“If these clinical faculty members are here, teaching full time, how will they be able to keep their professional skills?”, a faculty member asked. The reply was that they would be subject to review for renewal. Again, the faculty member asked whether, if they were not practicing professionally, they could keep up to date. The reply is that there has been a lot of turnover in Lantern advising. Asked where they go when they leave OSU, some go elsewhere as professors, some go back to being journalists.
The SBS representatives were asked whether other universities had clinical faculty in Communications. They replied that at other universities, these faculty are in tenure track positions, but they won’t get tenure at OSU.
A faculty member noted that as news organizations collapse, major journalists go to work at universities. Is OSU going in that direction? There were two SBS answers—“I don’t know” and “doubtful.”
Another faculty member asked why this could not be accomplished by tenure track faculty.
The SBS reply was that OSU couldn’t attract people capable of doing such practical teaching and get tenure.
A faculty member said that the Lantern idea sounded good. As a member of the Art Department, he said, they would like to do the same thing as Communications in creating clinical technology positions because there’s a lot of turnover. This integrates staff people in a department and he supported it.
A faculty member said that the key difficulty will be in insuring that people are current, and the need to critically evaluate them. He opined that it may be difficult to do.
A faculty member asked if there are only four positions. Yes, was the SBS response. She asked whether adding tracks would require Senate approval. Yes, again. Hobgood stated that the clinical faculty number would be limited to four tracks. He said that the clinical faculty proposal does conform to the existing rule.
A vote was taken. Twenty-one voted in favor of the proposal, four voted no, and three abstained.
Hobgood said that the remaining proposals were informational. They would go to the Senate, the Board of Trustees, and the Board of Regents for enactment.
The first proposal was for a change in the name of the Department of Women’s Studies to Women’s, Gender, and Sexuality Studies. Feminist perspectives would distinguish their approach from existing courses in sexuality and gender.

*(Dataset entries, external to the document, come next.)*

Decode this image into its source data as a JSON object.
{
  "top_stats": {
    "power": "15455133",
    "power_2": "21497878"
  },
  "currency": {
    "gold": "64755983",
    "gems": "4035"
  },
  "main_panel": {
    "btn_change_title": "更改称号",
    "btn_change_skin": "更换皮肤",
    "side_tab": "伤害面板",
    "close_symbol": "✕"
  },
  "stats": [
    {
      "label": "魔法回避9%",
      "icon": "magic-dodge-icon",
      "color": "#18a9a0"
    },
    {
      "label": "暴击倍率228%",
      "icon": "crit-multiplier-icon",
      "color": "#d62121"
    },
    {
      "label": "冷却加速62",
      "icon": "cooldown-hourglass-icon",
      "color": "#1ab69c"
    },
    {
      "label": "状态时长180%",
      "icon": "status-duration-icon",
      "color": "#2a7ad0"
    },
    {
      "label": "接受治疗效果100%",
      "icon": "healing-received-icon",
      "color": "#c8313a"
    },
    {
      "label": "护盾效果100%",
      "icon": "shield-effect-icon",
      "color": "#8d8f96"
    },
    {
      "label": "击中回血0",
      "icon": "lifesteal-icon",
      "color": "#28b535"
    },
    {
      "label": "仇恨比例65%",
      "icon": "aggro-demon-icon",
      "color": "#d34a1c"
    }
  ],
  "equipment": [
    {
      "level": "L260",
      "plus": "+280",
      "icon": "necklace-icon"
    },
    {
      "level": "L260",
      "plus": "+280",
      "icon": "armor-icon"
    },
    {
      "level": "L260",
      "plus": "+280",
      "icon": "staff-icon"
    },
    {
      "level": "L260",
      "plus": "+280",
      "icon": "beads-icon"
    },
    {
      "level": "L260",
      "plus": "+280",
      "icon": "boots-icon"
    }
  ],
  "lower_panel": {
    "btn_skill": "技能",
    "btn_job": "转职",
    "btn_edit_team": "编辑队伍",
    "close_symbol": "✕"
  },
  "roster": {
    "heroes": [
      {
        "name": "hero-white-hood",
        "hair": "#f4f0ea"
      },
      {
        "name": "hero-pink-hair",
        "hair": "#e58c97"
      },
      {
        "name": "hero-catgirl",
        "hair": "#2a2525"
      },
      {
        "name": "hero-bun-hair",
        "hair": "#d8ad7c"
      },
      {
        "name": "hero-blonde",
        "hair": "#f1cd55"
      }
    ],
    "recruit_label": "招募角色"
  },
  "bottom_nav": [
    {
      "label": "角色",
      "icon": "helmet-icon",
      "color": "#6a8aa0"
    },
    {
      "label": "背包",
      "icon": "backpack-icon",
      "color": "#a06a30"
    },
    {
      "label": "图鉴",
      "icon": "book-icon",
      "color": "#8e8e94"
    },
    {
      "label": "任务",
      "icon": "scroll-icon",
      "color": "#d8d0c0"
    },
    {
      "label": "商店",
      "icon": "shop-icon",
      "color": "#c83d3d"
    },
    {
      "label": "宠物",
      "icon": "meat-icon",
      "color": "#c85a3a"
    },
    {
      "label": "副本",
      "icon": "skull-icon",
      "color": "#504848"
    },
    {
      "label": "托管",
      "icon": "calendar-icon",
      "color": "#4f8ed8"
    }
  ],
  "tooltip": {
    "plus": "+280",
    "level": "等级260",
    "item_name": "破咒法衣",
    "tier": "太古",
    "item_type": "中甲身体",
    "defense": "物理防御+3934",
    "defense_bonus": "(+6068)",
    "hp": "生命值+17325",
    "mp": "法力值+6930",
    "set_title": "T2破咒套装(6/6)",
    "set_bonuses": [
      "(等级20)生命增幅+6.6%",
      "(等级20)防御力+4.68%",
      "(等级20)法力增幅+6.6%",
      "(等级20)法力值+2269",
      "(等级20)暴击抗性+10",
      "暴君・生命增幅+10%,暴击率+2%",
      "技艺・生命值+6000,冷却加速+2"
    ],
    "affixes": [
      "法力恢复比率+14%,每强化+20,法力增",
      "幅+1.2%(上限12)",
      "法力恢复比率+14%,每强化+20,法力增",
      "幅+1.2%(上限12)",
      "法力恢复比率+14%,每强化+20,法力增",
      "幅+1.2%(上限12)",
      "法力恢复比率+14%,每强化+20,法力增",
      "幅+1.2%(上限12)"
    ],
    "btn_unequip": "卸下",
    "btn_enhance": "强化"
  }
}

The second was a proposal for a terminal degree in the College of Education, the Education Specialist master’s. Hobgood said that this would involve coursework and practical expertise. He said they could come back and get a Ph.D. A faculty member from Education who helped write the proposal said that was inaccurate, that the person must make a choice early on in the process. They would have to return and petition to join the Ph.D program and couldn’t use the courses from the terminal degree.
The third proposal was for a tagged degree, a master’s in plant health management. Two departments in College of Food, Agricultural and Environmental Sciences, Plant Pathology and Entomology, are cooperating in this. Industry wants people who have this experience. Hobgood was asked why there were no lab courses listed and where internships would be. He replied that he understood that students would be out in the field a great deal of the time.
Mudrak introduced T. K. Daniel, chair of Rules. Daniel noted that the proposal concerning frequency of faculty meetings on semesters had been brought before Faculty Council in May. Daniel said he wanted to go over it again before it goes to next week’s Senate meeting.
This arose out of semester conversion when Rules found the wide disparity in faculty meetings. It requires TIUs to meet at least once per semester (i.e., it is a minimum). He ended by noting that this is not the sole way TIUs need to conduct business.
There were no comments, and the meeting adjourned at 16:35 (4:35 PM).